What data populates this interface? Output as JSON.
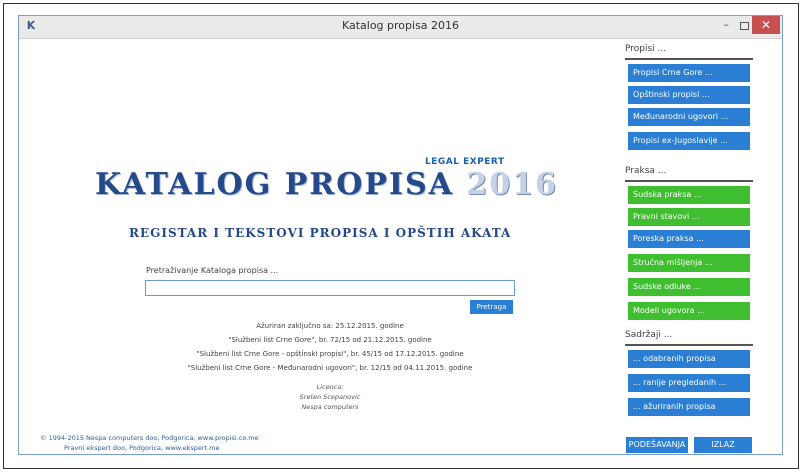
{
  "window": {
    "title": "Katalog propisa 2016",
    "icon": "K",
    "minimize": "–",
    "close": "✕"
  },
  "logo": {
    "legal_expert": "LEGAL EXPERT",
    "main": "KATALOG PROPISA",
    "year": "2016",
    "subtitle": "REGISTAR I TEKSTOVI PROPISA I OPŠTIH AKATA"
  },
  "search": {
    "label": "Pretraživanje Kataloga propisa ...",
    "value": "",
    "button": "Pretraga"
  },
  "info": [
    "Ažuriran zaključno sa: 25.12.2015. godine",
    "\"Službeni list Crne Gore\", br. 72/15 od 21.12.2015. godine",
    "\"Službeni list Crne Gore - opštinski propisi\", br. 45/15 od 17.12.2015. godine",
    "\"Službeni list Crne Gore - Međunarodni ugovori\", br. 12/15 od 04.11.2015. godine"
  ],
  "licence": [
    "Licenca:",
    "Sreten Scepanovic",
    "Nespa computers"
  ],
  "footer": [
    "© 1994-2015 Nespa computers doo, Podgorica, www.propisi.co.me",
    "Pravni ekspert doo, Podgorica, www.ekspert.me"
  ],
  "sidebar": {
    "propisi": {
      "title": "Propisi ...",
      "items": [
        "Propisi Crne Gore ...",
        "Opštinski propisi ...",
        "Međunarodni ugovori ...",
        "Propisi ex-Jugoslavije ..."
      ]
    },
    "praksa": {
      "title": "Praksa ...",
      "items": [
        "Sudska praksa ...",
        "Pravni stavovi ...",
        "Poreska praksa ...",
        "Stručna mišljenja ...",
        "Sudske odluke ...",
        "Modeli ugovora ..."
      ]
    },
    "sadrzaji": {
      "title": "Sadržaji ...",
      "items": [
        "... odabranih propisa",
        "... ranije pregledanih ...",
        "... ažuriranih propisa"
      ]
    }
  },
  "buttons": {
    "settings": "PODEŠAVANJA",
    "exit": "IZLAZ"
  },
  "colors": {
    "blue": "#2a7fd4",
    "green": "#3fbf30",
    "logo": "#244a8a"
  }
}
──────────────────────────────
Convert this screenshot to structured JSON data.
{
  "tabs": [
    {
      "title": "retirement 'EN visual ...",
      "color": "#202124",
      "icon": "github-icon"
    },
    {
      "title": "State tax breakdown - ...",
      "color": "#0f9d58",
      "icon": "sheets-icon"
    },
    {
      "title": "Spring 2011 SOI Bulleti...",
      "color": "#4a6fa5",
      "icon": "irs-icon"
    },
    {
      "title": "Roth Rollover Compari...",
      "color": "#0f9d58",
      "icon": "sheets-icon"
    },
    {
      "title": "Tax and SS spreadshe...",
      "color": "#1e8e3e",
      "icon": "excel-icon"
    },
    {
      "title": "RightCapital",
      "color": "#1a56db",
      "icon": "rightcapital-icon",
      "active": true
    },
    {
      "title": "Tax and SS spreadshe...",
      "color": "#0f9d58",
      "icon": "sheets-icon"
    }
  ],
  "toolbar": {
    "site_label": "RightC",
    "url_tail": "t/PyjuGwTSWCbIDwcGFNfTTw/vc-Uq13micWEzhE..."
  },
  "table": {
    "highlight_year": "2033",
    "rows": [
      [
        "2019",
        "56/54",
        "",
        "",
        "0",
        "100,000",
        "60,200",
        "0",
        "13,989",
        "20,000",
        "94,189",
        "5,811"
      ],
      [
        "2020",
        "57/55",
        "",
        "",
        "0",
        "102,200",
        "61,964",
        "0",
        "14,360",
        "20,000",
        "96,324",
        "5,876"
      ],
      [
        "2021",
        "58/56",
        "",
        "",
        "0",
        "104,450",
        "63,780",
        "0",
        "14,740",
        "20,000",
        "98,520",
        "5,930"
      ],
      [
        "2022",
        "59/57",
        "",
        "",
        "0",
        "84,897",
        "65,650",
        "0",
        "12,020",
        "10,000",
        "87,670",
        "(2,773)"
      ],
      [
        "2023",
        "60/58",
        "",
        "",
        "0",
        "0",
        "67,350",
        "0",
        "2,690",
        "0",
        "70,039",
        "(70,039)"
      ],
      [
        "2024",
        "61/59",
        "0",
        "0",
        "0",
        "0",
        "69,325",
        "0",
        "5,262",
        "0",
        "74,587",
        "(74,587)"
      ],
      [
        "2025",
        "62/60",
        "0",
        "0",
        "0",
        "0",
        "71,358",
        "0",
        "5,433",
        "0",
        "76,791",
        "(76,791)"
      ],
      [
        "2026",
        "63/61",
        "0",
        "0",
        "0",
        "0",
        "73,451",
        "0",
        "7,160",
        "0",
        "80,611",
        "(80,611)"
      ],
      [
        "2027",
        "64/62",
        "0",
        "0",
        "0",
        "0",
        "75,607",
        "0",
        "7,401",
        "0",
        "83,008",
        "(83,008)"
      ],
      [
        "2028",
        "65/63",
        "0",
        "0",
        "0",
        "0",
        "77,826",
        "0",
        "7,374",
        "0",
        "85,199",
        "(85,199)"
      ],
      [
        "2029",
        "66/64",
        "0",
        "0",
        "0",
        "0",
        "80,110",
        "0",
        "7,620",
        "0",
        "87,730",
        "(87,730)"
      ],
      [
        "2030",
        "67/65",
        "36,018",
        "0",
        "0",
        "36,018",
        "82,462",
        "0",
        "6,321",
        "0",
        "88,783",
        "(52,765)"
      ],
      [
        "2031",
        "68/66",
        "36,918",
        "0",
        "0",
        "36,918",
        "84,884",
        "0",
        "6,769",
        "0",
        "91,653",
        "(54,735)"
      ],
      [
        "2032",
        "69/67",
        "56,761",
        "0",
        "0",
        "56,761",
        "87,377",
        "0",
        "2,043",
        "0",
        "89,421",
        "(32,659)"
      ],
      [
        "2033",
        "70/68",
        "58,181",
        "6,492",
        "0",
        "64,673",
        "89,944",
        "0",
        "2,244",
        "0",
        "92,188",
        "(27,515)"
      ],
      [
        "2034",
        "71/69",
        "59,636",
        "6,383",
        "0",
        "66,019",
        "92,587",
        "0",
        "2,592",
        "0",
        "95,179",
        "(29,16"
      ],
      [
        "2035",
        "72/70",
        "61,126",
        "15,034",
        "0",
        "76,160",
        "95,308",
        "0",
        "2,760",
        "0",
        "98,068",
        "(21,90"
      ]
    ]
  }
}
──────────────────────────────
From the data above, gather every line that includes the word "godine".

*Written answer:*
    "Ažuriran zaključno sa: 25.12.2015. godine",
    "\"Službeni list Crne Gore\", br. 72/15 od 21.12.2015. godine",
    "\"Službeni list Crne Gore - opštinski propisi\", br. 45/15 od 17.12.2015. godine",
    "\"Službeni list Crne Gore - Međunarodni ugovori\", br. 12/15 od 04.11.2015. godine"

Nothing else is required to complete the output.